3. It Can Cleanse and Empower Objects
Not only can smudging cleanse a room, but it can also cleanse objects. Whenever you bring an object home, especially something like an antique that’s been exposed to possible negative energy over the years, you can use a smudging stick to cleanse the object. If you have any concern with the history or energy attached to an object, smudging may help bring peace of mind and make the object more sacred to you.
4. It Offers Relaxing Effects
Smudging can offer calming and relaxing effects that are known to help lower blood pressure, relieve stress and tension, and normalize breathing rates. When the negative ions produced from smudging are absorbed directly into your bloodstream, they may even help to fight off damaging free radicals that can lead to premature aging and disease.
Let your positive beliefs guide you. Free your thoughts of negativity. You have all the tools you need to cleanse your space and protect it. Invoke a blessing that alights your soul. Light your favorite herb and know that you are surrounded in love.
Here are a few instructions to help guide you in creating your own safe, spirited cleansing rituals:
- Use caution at all times. You may open a window or door as needed to ensure smoke does not build up. This will allow negative energy a clean exit.
- If your sage bundle is wrapped tightly, you may want to unwrap and loosen the bundle for easier burning. If your Sage bundle is wrapped a bit loosely, it should burn well when tied (the string is cotton and safe to burn along with the Sage). You may also break smaller Sage pieces from the bundle and burn them in the shell.
- Light your Sage bundle or Palo Santo stick for about 15-30 seconds. Hold the flame to the tip, slowly rotate and tilt the stick/bundle in different ways to generate a nice ember. Gently blow on the ember for 1-second intervals to maintain it. Always use caution.
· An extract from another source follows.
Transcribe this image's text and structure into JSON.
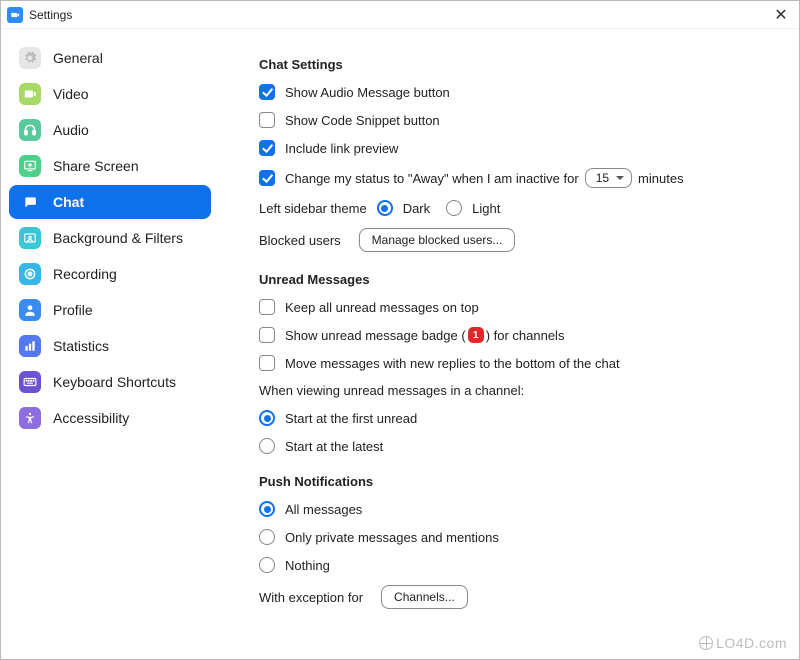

- Sage and Palo Santo will naturally stop burning and snuff out within a couple of minutes (Palo Santo is especially difficult to keep lit). This is perfectly normal and the nature of these sacred items – relight as needed. Be cautious of any breeze or draft which can prolong the embers. Do not leave unattended while burning.
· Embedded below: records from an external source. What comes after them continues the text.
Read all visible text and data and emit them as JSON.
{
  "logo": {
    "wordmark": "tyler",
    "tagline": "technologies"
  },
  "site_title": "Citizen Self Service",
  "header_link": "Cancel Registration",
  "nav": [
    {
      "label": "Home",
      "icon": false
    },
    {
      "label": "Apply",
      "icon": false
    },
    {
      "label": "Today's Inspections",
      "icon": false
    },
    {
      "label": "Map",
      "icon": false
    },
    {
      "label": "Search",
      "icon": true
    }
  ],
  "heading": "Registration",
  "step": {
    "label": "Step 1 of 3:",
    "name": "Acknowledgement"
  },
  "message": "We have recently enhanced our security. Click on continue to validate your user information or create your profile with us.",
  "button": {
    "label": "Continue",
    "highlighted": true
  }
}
- Use your Abalone shell to catch ashes or hold your Sage/ Palo Santo while burning (shell will get hot, use caution). When finished, store your kit in a moisture-free/ low-humidity area.
- Note- Abalone shells have natural variations such as iridescence, holes, black markings, and rough patches. You may clean your shell after using it to keep it looking fresh over time. Abalone are products of nature that have been traditionally used as smudging bowls for more than 12,000 years.
- Begin in any room, and start in the area furthest from the exit. Move the smoke from the Sage or Palo Alto all around the room– high, low, side to side, as you make your way to the exit.
- Move onto the next room, and repeat step 6.
- If smudging a person or object, slowly move so the smoke flows all around the body of the person or object, top to bottom and side to side. This can be done standing or laying down. Always use caution.
Our words carry great power. So if you repeat a mantra while smudging, you’re essentially using your words to fill your body and space with positive energy, while erasing the negative energy with sacred smoke.
Use any of the smudging mantras below that resonate with you:
- “I cleanse this space of any heaviness and negativity.”
- “I am grateful for health, abundance, and happiness.”
- “I release all energies that do not serve me.”
- “I release conditioned patterns, and I trust the Universe and my intuition to guide me.”
- “I release any worry from my body and my space.”
- “I am filled with love, light, and peace.”
Have you tried smudging? Let us know in the comments!